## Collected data
══════════

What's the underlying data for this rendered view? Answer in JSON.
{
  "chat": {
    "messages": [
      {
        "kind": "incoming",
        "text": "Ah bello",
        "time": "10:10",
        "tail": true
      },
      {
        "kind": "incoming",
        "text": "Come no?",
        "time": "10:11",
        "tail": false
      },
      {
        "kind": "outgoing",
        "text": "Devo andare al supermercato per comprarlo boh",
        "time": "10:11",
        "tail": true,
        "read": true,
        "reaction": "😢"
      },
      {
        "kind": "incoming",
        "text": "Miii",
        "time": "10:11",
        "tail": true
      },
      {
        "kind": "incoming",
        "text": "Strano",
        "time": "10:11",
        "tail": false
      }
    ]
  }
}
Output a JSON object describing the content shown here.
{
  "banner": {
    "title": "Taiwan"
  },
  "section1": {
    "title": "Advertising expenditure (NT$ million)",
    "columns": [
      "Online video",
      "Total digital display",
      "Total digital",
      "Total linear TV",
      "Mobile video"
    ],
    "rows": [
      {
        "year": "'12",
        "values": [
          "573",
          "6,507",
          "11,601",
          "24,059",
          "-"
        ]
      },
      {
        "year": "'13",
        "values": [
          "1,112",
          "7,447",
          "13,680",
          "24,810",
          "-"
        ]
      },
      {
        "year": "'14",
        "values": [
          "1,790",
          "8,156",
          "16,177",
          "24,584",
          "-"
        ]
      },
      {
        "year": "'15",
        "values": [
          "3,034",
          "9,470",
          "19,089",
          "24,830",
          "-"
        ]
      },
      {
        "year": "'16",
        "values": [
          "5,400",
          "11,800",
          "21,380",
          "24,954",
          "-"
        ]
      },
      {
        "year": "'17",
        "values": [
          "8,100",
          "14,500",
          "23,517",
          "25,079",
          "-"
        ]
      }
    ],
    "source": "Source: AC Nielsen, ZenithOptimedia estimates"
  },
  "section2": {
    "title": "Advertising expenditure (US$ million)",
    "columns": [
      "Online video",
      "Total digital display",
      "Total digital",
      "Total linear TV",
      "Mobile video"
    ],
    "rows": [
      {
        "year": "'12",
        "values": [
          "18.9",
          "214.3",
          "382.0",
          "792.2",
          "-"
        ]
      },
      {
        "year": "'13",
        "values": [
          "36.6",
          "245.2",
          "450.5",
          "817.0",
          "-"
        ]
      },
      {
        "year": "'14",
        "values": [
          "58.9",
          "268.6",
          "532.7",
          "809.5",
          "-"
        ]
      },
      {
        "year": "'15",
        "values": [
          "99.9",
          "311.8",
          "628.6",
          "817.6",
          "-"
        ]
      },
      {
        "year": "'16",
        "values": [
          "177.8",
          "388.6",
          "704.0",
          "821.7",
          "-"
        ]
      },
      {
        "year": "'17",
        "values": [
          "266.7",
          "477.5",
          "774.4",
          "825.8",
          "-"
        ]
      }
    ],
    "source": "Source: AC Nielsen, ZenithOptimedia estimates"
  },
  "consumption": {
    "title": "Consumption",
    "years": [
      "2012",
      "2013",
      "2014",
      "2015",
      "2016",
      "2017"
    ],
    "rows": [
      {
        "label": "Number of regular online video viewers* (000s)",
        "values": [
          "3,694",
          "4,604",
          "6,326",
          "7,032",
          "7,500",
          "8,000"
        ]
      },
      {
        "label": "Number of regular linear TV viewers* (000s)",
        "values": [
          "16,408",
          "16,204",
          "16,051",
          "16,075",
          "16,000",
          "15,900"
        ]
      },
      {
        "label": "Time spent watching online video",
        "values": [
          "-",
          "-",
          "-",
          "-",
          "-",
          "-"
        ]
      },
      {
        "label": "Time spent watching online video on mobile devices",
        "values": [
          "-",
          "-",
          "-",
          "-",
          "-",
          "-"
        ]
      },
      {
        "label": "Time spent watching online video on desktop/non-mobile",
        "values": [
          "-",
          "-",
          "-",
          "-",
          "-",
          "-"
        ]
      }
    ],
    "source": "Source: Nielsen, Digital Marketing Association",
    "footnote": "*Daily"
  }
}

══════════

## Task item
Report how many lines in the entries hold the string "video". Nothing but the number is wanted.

## The completed task
8